- TASK TO CARRY OUT: If a line in the entries below includes "chromium", show that line.

- RECORDS PROVIDED:
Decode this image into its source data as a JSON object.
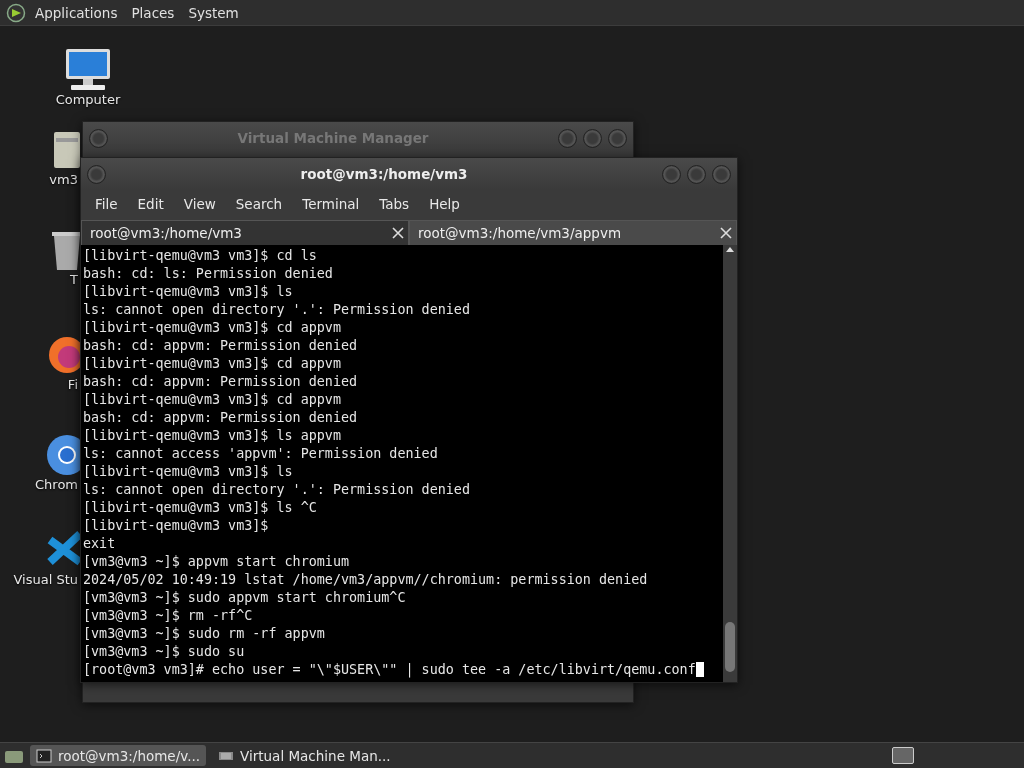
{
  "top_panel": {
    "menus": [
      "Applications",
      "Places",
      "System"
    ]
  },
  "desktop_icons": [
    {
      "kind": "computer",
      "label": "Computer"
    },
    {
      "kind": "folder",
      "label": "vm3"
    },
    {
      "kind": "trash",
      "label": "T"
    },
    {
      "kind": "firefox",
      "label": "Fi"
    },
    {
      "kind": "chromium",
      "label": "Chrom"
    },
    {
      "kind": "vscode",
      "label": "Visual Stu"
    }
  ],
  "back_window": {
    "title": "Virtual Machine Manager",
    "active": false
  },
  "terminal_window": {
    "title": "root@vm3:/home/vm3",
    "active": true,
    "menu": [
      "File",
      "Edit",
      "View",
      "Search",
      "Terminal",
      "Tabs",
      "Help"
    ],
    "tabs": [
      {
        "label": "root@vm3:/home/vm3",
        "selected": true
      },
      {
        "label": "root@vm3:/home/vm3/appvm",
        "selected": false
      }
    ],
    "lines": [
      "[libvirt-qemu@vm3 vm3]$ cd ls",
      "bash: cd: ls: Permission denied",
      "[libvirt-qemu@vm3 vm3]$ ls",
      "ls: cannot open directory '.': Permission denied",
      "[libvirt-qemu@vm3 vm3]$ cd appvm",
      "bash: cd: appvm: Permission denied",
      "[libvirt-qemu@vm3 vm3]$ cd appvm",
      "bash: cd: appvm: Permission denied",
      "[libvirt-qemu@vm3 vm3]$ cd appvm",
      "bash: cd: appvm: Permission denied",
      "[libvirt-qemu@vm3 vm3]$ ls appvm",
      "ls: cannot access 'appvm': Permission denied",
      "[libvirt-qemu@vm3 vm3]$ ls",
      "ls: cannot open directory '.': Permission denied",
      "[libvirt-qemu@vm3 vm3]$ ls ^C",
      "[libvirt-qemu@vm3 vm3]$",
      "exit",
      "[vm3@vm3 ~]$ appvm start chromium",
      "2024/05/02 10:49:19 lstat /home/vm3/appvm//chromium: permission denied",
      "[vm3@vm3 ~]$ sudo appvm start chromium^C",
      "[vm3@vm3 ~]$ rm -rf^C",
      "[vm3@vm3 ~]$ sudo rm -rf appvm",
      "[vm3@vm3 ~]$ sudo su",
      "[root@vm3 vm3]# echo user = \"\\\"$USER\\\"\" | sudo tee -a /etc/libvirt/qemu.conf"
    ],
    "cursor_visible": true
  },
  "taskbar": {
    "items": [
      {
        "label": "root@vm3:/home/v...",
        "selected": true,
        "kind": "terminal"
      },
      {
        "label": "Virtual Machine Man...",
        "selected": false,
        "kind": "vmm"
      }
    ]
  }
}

- REPLY:
      "kind": "chromium",
      "[vm3@vm3 ~]$ appvm start chromium",
      "2024/05/02 10:49:19 lstat /home/vm3/appvm//chromium: permission denied",
      "[vm3@vm3 ~]$ sudo appvm start chromium^C",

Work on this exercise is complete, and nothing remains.